** Task input follows **
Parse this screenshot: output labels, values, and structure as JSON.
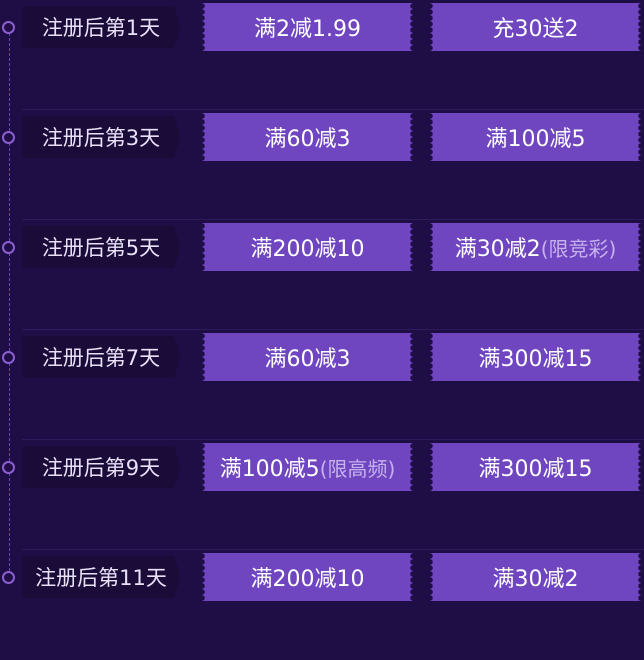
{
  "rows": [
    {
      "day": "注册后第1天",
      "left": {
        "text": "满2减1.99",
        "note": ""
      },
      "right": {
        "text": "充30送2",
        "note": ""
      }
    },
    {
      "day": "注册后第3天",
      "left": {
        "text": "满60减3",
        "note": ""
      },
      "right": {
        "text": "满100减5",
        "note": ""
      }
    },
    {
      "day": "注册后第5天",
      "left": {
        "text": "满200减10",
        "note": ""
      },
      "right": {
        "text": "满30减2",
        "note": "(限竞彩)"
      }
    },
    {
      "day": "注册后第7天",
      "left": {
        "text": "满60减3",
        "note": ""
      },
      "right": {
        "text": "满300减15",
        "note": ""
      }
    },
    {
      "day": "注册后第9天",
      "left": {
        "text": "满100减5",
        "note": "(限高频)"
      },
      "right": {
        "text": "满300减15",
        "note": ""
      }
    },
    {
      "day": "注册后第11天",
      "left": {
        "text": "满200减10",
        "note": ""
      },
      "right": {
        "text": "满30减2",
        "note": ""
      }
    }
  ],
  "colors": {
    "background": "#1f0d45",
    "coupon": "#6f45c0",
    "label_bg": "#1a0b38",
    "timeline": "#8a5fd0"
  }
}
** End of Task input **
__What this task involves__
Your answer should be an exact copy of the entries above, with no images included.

__Result for this task__
Parse this screenshot: output labels, values, and structure as JSON.
{
  "rows": [
    {
      "day": "注册后第1天",
      "left": {
        "text": "满2减1.99",
        "note": ""
      },
      "right": {
        "text": "充30送2",
        "note": ""
      }
    },
    {
      "day": "注册后第3天",
      "left": {
        "text": "满60减3",
        "note": ""
      },
      "right": {
        "text": "满100减5",
        "note": ""
      }
    },
    {
      "day": "注册后第5天",
      "left": {
        "text": "满200减10",
        "note": ""
      },
      "right": {
        "text": "满30减2",
        "note": "(限竞彩)"
      }
    },
    {
      "day": "注册后第7天",
      "left": {
        "text": "满60减3",
        "note": ""
      },
      "right": {
        "text": "满300减15",
        "note": ""
      }
    },
    {
      "day": "注册后第9天",
      "left": {
        "text": "满100减5",
        "note": "(限高频)"
      },
      "right": {
        "text": "满300减15",
        "note": ""
      }
    },
    {
      "day": "注册后第11天",
      "left": {
        "text": "满200减10",
        "note": ""
      },
      "right": {
        "text": "满30减2",
        "note": ""
      }
    }
  ],
  "colors": {
    "background": "#1f0d45",
    "coupon": "#6f45c0",
    "label_bg": "#1a0b38",
    "timeline": "#8a5fd0"
  }
}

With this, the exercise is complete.